Clashes flared between Christians and Muslims in the capital on Saturday and Sunday. Stones were thrown and there were reports of gunfire and bullet wounds; 190 people were arrested. The army's aim now is to reassure the people.
(Al Jazeera English: 1610 PT, May 8, 2011) Christians marching against the military in the Egyptian capital and calling for more rights have come under attack. While some blamed hardline Muslims, others said the attack is symptomatic of rampant lawlessness in the country following the revolution that overthrew long-time leader, Hosni Mubarak. Al Jazeera's Rawya Rageh reports from Cairo.
(Democracy Now! 0752 PT, May 9, 2011) Democracy Now! correspondent Sharif Abdel Kouddous reports from Cairo, where 12 people died and more than 180 were wounded during clashes between Muslims and Christians in Cairo over the weekend.
"This was a major attack," says Kouddous. "What many people, many Coptic people in particular, do not understand is why the military, who was present at the scene while the violence was happening stood by while the worst of it took place and did not intervene."
(Democracy Now!: May 4, 2011) The Gulf nation of Bahrain has announced that 47 medical workers who treated pro-democracy protesters during the nation's popular uprising will be tried before a military court on charges of acting against the state. Democracy Now! speaks with Richard Sollom of Physicians for Human Rights. He recently traveled to Bahrain to document the situation there, and is the co-author of a new report, "Do No Harm: A Call for Bahrain to End Systematic Attacks on Doctors and Patients."
(Al Jazeera English: 0100 PT, May 5, 2011) Communities in the western Nafusa Mountain range of Libya are under siege by Muammar Gadaffi's forces. The town of Nalut was reportedly bombarded with grad rockets on Thursday. A team of medical professionals from all over the world had the chance to leave before the siege, but they chose to stay. Learn more in this report.
(Al Jazeera English: 0434 PT, May 3, 2011) Peter King, Chairman of the House Homeland Security Committee, claims waterboarding produced intelligence that helped the US find Osama bin Laden. However, CIA Director Leon Panetta says such techniques may not have been necessary.
(Democracy Now! 0723 PT, May 4, 2011) Matthew Alexander, a former senior military interrogator in Iraq, claims torture slowed down efforts to find Osama bin Laden.
(Al Jazeera English: 0446 PT, May 3, 2011) Al Jazeera speaks to Peter Bouckaert of Human Rights Watch about the use of waterboarding and other "enhanced" intelligence-gathering techniques.
(Euronews: 0744 PT, May 3, 2011) Canadian Prime Minister Stephen Harper will head a majority government for the first time after his Conservative Party won Monday's parliamentary elections.
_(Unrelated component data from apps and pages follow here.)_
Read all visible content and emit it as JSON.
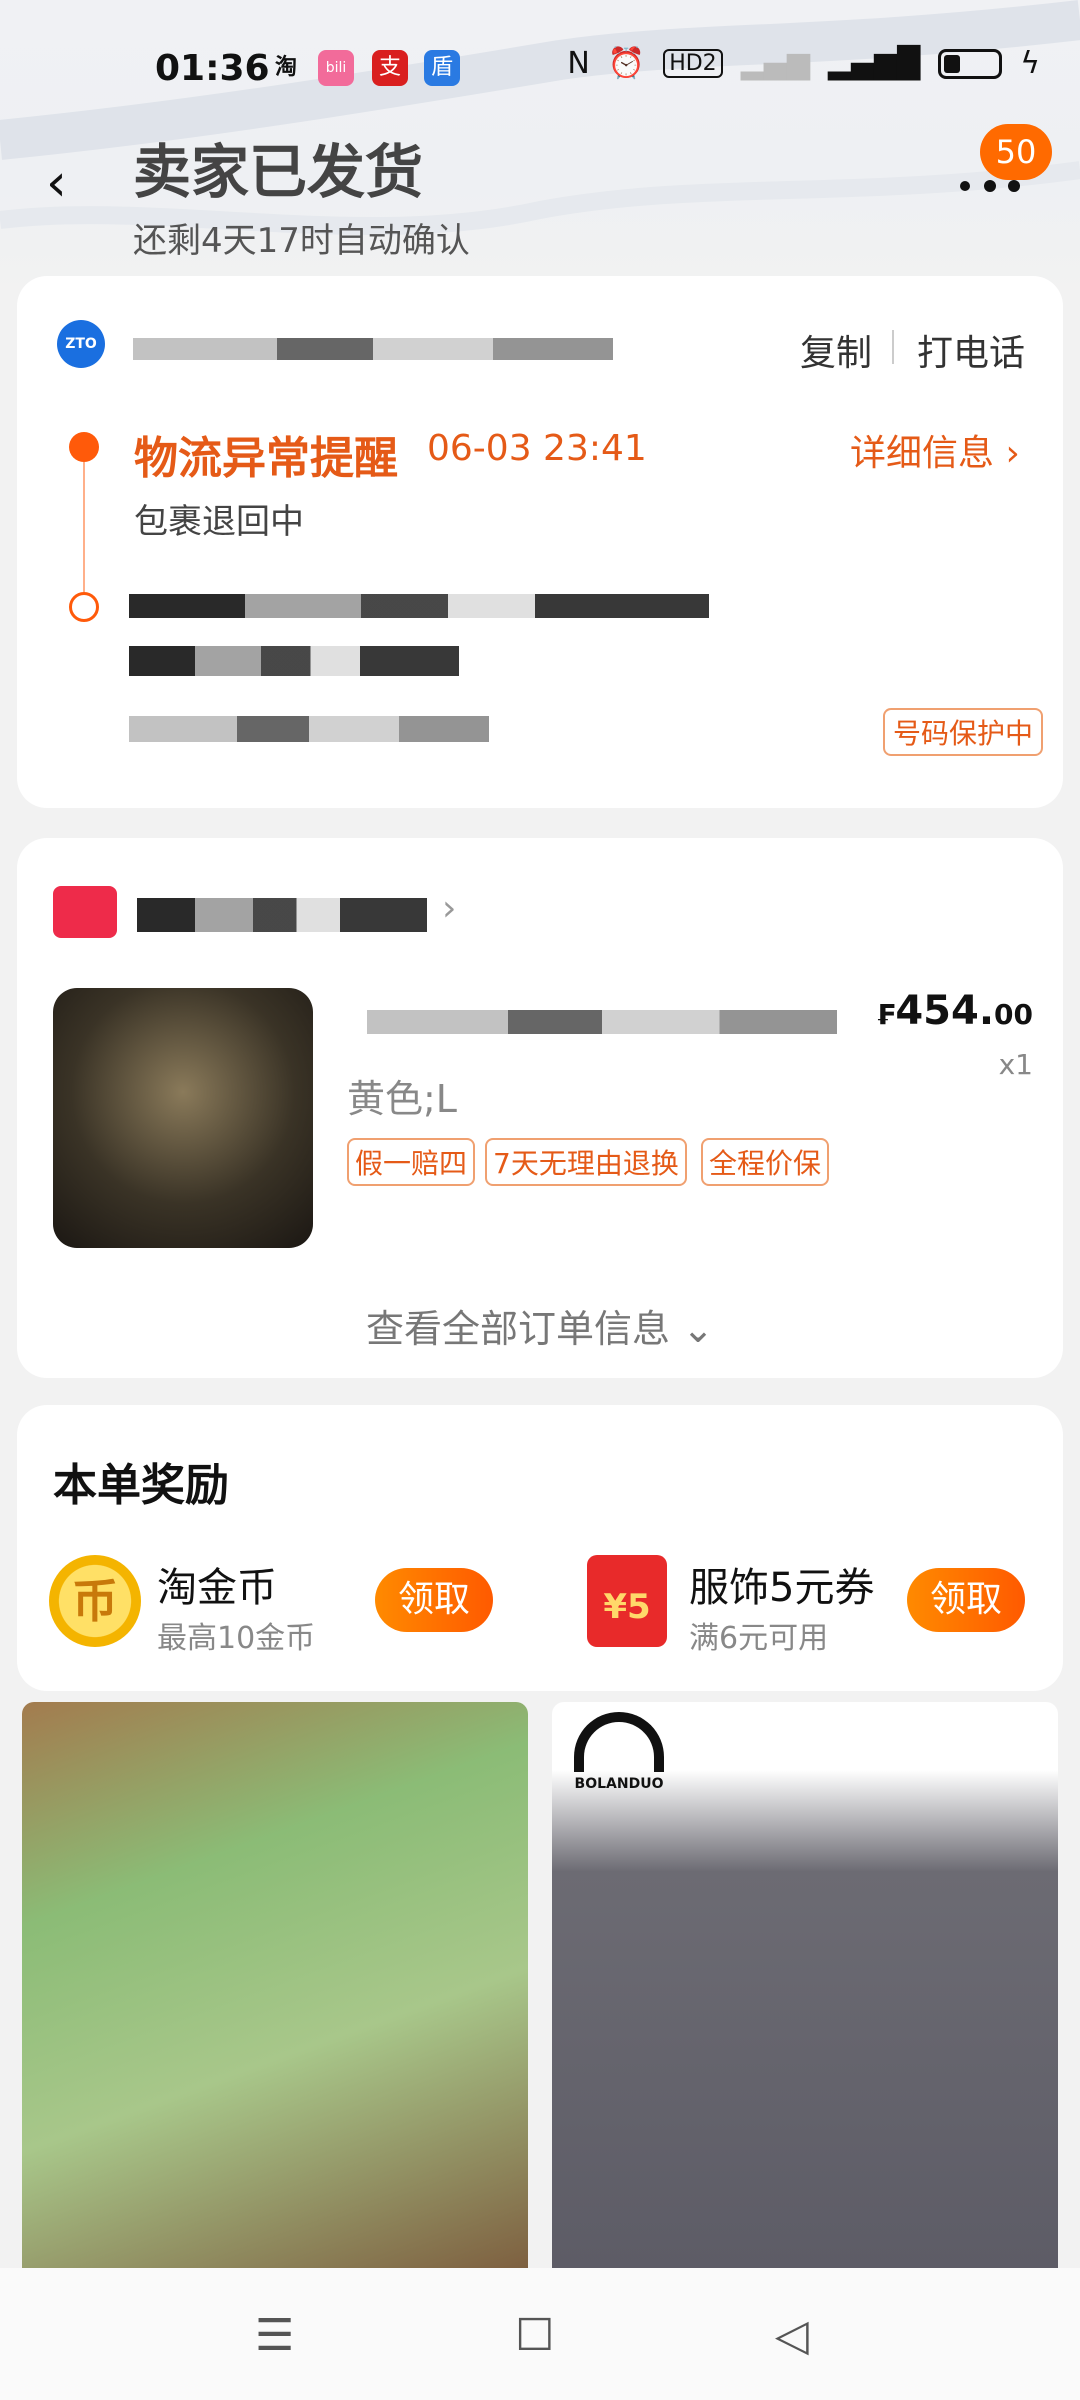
{
  "status_bar": {
    "time": "01:36",
    "apps": [
      "淘",
      "bili",
      "支",
      "盾"
    ],
    "indicators": [
      "NFC",
      "alarm",
      "HD2",
      "4G"
    ]
  },
  "header": {
    "title": "卖家已发货",
    "subtitle": "还剩4天17时自动确认",
    "badge": "50"
  },
  "logistics": {
    "copy": "复制",
    "call": "打电话",
    "alert_title": "物流异常提醒",
    "alert_time": "06-03 23:41",
    "detail": "详细信息",
    "status": "包裹退回中",
    "protect_tag": "号码保护中"
  },
  "order": {
    "price_symbol": "₣",
    "price_int": "454.",
    "price_dec": "00",
    "qty": "x1",
    "sku": "黄色;L",
    "tags": [
      "假一赔四",
      "7天无理由退换",
      "全程价保"
    ],
    "view_all": "查看全部订单信息"
  },
  "rewards": {
    "title": "本单奖励",
    "coin_icon": "币",
    "items": [
      {
        "name": "淘金币",
        "sub": "最高10金币",
        "button": "领取"
      },
      {
        "name": "服饰5元券",
        "sub": "满6元可用",
        "button": "领取"
      }
    ],
    "coupon_text": "¥5"
  },
  "recommend": {
    "brand": "BOLANDUO"
  },
  "navbar": {
    "menu": "☰",
    "home": "☐",
    "back": "◁"
  }
}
The Conservatives picked up nearly 40 percent of the vote, taking 167 seats in Canada's parliament.
Harper, who had previously headed two minority governments in his five years as PM, says he can secure Canada's economic recovery and wipe out its budget deficit. The 52-year-old says this can be achieved by slashing public spending and cutting taxes.
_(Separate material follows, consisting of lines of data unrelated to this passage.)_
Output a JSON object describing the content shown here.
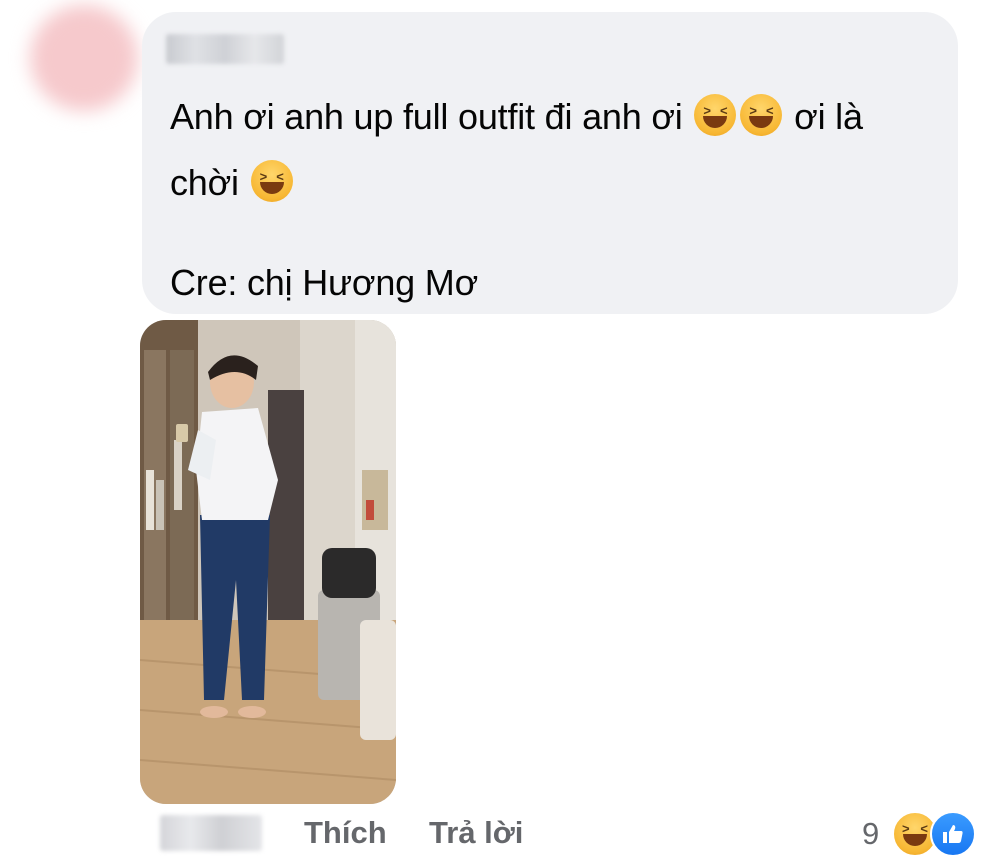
{
  "comment": {
    "line1_before": "Anh ơi anh up full outfit đi anh ơi",
    "line1_after": "ơi là",
    "line2_before": "chời",
    "line3": "Cre: chị Hương Mơ",
    "emoji_icon": "grinning-squinting-face-icon"
  },
  "actions": {
    "like_label": "Thích",
    "reply_label": "Trả lời"
  },
  "reactions": {
    "count": "9",
    "icons": [
      "haha-reaction-icon",
      "like-reaction-icon"
    ],
    "like_color": "#1877f2"
  },
  "colors": {
    "bubble": "#f0f1f4",
    "text": "#050505",
    "secondary_text": "#65676b"
  }
}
(Democracy Now! 0758 PT, May 3, 2011) Democracy Now! interviews Stephen Lewis, long-time member of the National Democratic Party, about the results of the Canadian elections. The Conservative party, led by Prime Minister Stephen Harper, was elected to a majority in the Canadian parliament, ending five years of minority government.
(Mosaic Video Alert: April 28, 2011) In Bahrain, Saudi-backed Bahraini forces continue their clampdown on protests, as security forces attacked protestors in Sitra. A Bahraini military court has sentenced several detained protestors to death. The sentencing is expected to spark more angry protests after Friday prayers. Meanwhile, protestors in Saudi Arabia continue to demand political reform, the release of prisoners, and respect for human rights. Over 140 political activists have reportedly been arrested since protests began in mid-January.